=== WHAT YOU HAVE TO DO ===
Return the entries below in full. Keep every word as it is.

[Component data from apps and pages]

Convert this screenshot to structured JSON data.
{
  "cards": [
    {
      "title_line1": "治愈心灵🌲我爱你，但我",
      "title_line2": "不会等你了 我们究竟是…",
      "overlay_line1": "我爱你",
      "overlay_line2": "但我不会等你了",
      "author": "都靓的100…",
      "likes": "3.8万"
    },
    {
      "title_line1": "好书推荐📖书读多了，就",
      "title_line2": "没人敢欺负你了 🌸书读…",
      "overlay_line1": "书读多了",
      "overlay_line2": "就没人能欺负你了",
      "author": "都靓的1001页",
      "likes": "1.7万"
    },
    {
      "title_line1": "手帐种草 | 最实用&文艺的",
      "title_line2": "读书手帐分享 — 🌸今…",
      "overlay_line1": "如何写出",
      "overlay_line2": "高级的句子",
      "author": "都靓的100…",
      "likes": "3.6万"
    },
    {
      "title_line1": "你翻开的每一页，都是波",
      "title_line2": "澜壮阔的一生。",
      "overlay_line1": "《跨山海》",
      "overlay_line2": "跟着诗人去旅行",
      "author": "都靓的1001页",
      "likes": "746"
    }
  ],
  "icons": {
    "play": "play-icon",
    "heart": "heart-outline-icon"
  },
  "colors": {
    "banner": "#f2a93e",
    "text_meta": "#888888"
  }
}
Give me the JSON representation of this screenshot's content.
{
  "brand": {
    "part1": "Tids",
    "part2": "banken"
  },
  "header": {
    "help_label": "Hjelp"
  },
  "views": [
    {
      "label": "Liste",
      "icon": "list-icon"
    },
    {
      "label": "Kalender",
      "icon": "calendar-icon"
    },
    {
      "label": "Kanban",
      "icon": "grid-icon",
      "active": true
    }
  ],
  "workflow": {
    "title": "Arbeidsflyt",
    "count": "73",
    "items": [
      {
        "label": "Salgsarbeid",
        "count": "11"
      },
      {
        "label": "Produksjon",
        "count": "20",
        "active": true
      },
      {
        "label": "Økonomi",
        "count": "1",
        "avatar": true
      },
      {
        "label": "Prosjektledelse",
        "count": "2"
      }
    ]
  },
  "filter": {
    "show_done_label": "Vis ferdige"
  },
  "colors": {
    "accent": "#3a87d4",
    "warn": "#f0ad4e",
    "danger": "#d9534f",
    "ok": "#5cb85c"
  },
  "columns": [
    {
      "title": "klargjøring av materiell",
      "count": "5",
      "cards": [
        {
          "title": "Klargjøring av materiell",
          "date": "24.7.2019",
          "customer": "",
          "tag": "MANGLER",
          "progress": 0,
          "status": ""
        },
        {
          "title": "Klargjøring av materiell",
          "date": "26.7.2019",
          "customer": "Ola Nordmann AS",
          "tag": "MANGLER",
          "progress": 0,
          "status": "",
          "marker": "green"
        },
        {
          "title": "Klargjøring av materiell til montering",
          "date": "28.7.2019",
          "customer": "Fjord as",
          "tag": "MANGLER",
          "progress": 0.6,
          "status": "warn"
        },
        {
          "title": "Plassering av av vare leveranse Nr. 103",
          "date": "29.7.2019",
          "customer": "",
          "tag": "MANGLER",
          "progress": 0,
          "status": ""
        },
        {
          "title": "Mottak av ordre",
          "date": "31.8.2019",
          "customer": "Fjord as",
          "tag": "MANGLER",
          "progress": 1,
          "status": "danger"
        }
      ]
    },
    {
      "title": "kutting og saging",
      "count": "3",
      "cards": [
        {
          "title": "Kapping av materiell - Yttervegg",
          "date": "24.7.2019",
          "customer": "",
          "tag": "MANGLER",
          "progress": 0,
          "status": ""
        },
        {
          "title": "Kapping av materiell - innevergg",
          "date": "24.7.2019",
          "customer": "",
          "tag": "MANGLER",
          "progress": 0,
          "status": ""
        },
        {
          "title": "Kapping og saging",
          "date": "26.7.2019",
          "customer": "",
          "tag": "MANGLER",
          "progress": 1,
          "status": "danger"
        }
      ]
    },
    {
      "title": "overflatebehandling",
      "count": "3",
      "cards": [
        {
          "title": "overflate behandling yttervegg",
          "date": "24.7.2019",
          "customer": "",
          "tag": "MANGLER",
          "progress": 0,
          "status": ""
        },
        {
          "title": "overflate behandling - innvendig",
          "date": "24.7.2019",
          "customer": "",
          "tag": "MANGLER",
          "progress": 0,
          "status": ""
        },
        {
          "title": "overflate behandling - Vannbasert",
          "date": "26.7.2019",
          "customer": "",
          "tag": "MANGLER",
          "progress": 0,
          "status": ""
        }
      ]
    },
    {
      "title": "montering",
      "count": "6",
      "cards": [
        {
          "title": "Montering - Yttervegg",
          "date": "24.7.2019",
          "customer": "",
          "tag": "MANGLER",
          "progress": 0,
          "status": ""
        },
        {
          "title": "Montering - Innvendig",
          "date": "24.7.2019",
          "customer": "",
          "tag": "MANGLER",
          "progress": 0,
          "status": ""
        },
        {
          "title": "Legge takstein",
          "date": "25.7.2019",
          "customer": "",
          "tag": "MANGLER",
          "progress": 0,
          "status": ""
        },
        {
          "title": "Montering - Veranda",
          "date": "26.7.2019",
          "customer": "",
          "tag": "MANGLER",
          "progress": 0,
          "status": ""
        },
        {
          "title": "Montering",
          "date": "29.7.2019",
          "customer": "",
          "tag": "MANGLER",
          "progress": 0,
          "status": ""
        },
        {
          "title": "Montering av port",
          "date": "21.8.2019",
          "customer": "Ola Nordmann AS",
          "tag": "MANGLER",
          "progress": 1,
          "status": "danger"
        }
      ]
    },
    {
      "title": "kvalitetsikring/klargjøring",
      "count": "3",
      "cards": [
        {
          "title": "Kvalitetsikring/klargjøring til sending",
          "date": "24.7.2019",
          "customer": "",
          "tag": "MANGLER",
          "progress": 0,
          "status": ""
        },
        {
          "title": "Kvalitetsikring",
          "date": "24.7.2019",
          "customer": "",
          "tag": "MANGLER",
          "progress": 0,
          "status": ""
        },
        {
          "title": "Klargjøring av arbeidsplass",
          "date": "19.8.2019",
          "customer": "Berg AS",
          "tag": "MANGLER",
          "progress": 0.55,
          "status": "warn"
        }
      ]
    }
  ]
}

=== SOLVED PROBLEM ===
Convert this screenshot to structured JSON data.
{
  "cards": [
    {
      "title_line1": "治愈心灵🌲我爱你，但我",
      "title_line2": "不会等你了 我们究竟是…",
      "overlay_line1": "我爱你",
      "overlay_line2": "但我不会等你了",
      "author": "都靓的100…",
      "likes": "3.8万"
    },
    {
      "title_line1": "好书推荐📖书读多了，就",
      "title_line2": "没人敢欺负你了 🌸书读…",
      "overlay_line1": "书读多了",
      "overlay_line2": "就没人能欺负你了",
      "author": "都靓的1001页",
      "likes": "1.7万"
    },
    {
      "title_line1": "手帐种草 | 最实用&文艺的",
      "title_line2": "读书手帐分享 — 🌸今…",
      "overlay_line1": "如何写出",
      "overlay_line2": "高级的句子",
      "author": "都靓的100…",
      "likes": "3.6万"
    },
    {
      "title_line1": "你翻开的每一页，都是波",
      "title_line2": "澜壮阔的一生。",
      "overlay_line1": "《跨山海》",
      "overlay_line2": "跟着诗人去旅行",
      "author": "都靓的1001页",
      "likes": "746"
    }
  ],
  "icons": {
    "play": "play-icon",
    "heart": "heart-outline-icon"
  },
  "colors": {
    "banner": "#f2a93e",
    "text_meta": "#888888"
  }
}
Give me the JSON representation of this screenshot's content.
{
  "brand": {
    "part1": "Tids",
    "part2": "banken"
  },
  "header": {
    "help_label": "Hjelp"
  },
  "views": [
    {
      "label": "Liste",
      "icon": "list-icon"
    },
    {
      "label": "Kalender",
      "icon": "calendar-icon"
    },
    {
      "label": "Kanban",
      "icon": "grid-icon",
      "active": true
    }
  ],
  "workflow": {
    "title": "Arbeidsflyt",
    "count": "73",
    "items": [
      {
        "label": "Salgsarbeid",
        "count": "11"
      },
      {
        "label": "Produksjon",
        "count": "20",
        "active": true
      },
      {
        "label": "Økonomi",
        "count": "1",
        "avatar": true
      },
      {
        "label": "Prosjektledelse",
        "count": "2"
      }
    ]
  },
  "filter": {
    "show_done_label": "Vis ferdige"
  },
  "colors": {
    "accent": "#3a87d4",
    "warn": "#f0ad4e",
    "danger": "#d9534f",
    "ok": "#5cb85c"
  },
  "columns": [
    {
      "title": "klargjøring av materiell",
      "count": "5",
      "cards": [
        {
          "title": "Klargjøring av materiell",
          "date": "24.7.2019",
          "customer": "",
          "tag": "MANGLER",
          "progress": 0,
          "status": ""
        },
        {
          "title": "Klargjøring av materiell",
          "date": "26.7.2019",
          "customer": "Ola Nordmann AS",
          "tag": "MANGLER",
          "progress": 0,
          "status": "",
          "marker": "green"
        },
        {
          "title": "Klargjøring av materiell til montering",
          "date": "28.7.2019",
          "customer": "Fjord as",
          "tag": "MANGLER",
          "progress": 0.6,
          "status": "warn"
        },
        {
          "title": "Plassering av av vare leveranse Nr. 103",
          "date": "29.7.2019",
          "customer": "",
          "tag": "MANGLER",
          "progress": 0,
          "status": ""
        },
        {
          "title": "Mottak av ordre",
          "date": "31.8.2019",
          "customer": "Fjord as",
          "tag": "MANGLER",
          "progress": 1,
          "status": "danger"
        }
      ]
    },
    {
      "title": "kutting og saging",
      "count": "3",
      "cards": [
        {
          "title": "Kapping av materiell - Yttervegg",
          "date": "24.7.2019",
          "customer": "",
          "tag": "MANGLER",
          "progress": 0,
          "status": ""
        },
        {
          "title": "Kapping av materiell - innevergg",
          "date": "24.7.2019",
          "customer": "",
          "tag": "MANGLER",
          "progress": 0,
          "status": ""
        },
        {
          "title": "Kapping og saging",
          "date": "26.7.2019",
          "customer": "",
          "tag": "MANGLER",
          "progress": 1,
          "status": "danger"
        }
      ]
    },
    {
      "title": "overflatebehandling",
      "count": "3",
      "cards": [
        {
          "title": "overflate behandling yttervegg",
          "date": "24.7.2019",
          "customer": "",
          "tag": "MANGLER",
          "progress": 0,
          "status": ""
        },
        {
          "title": "overflate behandling - innvendig",
          "date": "24.7.2019",
          "customer": "",
          "tag": "MANGLER",
          "progress": 0,
          "status": ""
        },
        {
          "title": "overflate behandling - Vannbasert",
          "date": "26.7.2019",
          "customer": "",
          "tag": "MANGLER",
          "progress": 0,
          "status": ""
        }
      ]
    },
    {
      "title": "montering",
      "count": "6",
      "cards": [
        {
          "title": "Montering - Yttervegg",
          "date": "24.7.2019",
          "customer": "",
          "tag": "MANGLER",
          "progress": 0,
          "status": ""
        },
        {
          "title": "Montering - Innvendig",
          "date": "24.7.2019",
          "customer": "",
          "tag": "MANGLER",
          "progress": 0,
          "status": ""
        },
        {
          "title": "Legge takstein",
          "date": "25.7.2019",
          "customer": "",
          "tag": "MANGLER",
          "progress": 0,
          "status": ""
        },
        {
          "title": "Montering - Veranda",
          "date": "26.7.2019",
          "customer": "",
          "tag": "MANGLER",
          "progress": 0,
          "status": ""
        },
        {
          "title": "Montering",
          "date": "29.7.2019",
          "customer": "",
          "tag": "MANGLER",
          "progress": 0,
          "status": ""
        },
        {
          "title": "Montering av port",
          "date": "21.8.2019",
          "customer": "Ola Nordmann AS",
          "tag": "MANGLER",
          "progress": 1,
          "status": "danger"
        }
      ]
    },
    {
      "title": "kvalitetsikring/klargjøring",
      "count": "3",
      "cards": [
        {
          "title": "Kvalitetsikring/klargjøring til sending",
          "date": "24.7.2019",
          "customer": "",
          "tag": "MANGLER",
          "progress": 0,
          "status": ""
        },
        {
          "title": "Kvalitetsikring",
          "date": "24.7.2019",
          "customer": "",
          "tag": "MANGLER",
          "progress": 0,
          "status": ""
        },
        {
          "title": "Klargjøring av arbeidsplass",
          "date": "19.8.2019",
          "customer": "Berg AS",
          "tag": "MANGLER",
          "progress": 0.55,
          "status": "warn"
        }
      ]
    }
  ]
}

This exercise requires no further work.